Posted: January 28, 2016 Contributor: PRJKT RUBY
What You Should Know About the Future of Birth Control Coverage
In 2014, it was impossible to turn on the news and not see Hobby Lobby at the forefront of the war against birth control coverage.
In case you missed it, the owners of craft store Hobby Lobby challenged the idea that under the Affordable Care Act, they would be required to offer health insurance to their employees which would cover oral contraception without a co-pay. They challenged this requirement on the grounds of infringement of their right to religious freedom. The court ruled in favor of Hobby Lobby to the dismay of women (and women’s advocates) nationwide.
So why are we bringing this up again? Well, the Supreme Court will soon take up a new case which will make a final decision on how birth control coverage should be handled by employers who report a religious objection.
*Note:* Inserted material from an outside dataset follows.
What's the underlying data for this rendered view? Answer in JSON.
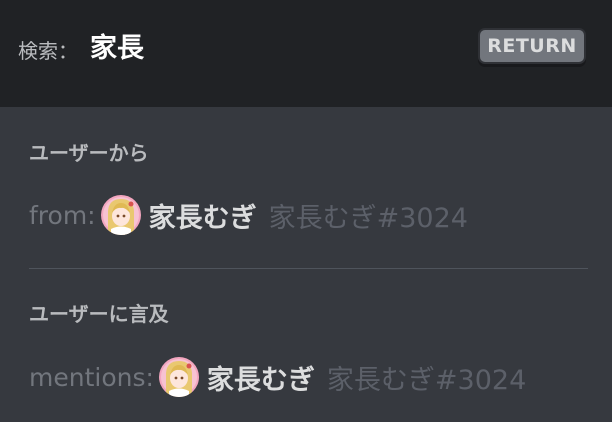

Should you be concerned? Well, if you are currently covered under your company’s policy, you might want to keep a close eye on this very important decision.
Here are the basics of what you should know:
- Currently, religiously affiliated nonprofit organizations and other for-profit organizations that feel covering contraceptives is challenging their religious beliefs are able to fill out a form which can be sent to the insurance company or the the federal government. In this case, the insurance company pays for BC coverage. Some organizations have instead gone straight to the Supreme Court with their objections because they still want to deny women coverage, even though it isn’t coming out of their own pockets.
- So why would companies not just fill out the form? It seems most who are headed to the Supreme Court simply don’t want contraceptives covered at all. When the one page form is submitted, the employer essentially pays nothing toward birth control but some feel that because insurance is covering it that they are still playing a part in facilitating a medication they are religiously against.
- Contraception coverage is guaranteed by law and by blocking it we are looking at a form of sex discrimination. This law was put into place to continue promoting women’s equality. As it currently stands, women already pay more for health insurance than their male peers and cutting off the ability to access birth control pills affordability denies women the right to control their lives and their careers.
- Women deserve the right to have birth control, regardless of their employers beliefs and until the decision is made to protect those rights, we will have to continue the battle to stop this discrimination.